RECORDS TO USE
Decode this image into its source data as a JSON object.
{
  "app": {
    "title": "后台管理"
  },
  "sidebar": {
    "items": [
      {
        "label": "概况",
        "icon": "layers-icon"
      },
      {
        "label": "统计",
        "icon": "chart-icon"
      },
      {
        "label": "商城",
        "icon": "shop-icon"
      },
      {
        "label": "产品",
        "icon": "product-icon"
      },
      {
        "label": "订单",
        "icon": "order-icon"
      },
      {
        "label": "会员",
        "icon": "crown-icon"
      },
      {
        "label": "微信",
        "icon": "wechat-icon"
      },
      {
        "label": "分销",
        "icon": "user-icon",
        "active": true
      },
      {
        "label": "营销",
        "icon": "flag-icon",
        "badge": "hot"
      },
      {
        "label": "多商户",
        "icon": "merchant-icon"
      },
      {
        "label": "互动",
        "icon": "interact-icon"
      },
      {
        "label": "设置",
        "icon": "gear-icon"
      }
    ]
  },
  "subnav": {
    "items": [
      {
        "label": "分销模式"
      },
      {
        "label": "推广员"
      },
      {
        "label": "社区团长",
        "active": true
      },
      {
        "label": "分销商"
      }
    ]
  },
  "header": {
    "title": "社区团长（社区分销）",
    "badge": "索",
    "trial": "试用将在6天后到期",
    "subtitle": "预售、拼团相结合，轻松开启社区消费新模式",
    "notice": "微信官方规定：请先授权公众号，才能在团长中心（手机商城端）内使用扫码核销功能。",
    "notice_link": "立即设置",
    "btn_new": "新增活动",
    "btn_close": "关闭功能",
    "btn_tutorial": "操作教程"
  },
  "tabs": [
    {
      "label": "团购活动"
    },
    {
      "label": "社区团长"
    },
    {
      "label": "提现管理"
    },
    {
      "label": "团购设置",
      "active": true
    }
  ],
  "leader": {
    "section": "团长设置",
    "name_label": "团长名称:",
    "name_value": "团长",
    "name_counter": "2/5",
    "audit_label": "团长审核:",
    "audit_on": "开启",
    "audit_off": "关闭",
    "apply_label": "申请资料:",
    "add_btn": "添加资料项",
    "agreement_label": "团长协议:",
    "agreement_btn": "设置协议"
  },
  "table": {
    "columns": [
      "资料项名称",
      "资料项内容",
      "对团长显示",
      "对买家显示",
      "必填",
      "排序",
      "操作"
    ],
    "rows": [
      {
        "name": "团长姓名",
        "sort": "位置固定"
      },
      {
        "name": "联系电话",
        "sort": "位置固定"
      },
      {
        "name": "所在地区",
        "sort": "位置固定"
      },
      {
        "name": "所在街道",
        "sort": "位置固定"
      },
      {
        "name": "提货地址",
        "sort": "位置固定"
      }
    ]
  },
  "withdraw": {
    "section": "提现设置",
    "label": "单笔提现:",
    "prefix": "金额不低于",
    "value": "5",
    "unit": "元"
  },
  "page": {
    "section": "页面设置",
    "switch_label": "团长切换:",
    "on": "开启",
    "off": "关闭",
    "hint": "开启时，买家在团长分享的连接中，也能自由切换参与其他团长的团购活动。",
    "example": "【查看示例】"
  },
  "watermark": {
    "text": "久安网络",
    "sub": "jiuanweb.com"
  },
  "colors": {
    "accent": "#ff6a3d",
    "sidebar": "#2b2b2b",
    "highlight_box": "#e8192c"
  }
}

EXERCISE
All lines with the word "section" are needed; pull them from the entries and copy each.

RESULT OF THIS EXERCISE
    "section": "团长设置",
    "section": "提现设置",
    "section": "页面设置",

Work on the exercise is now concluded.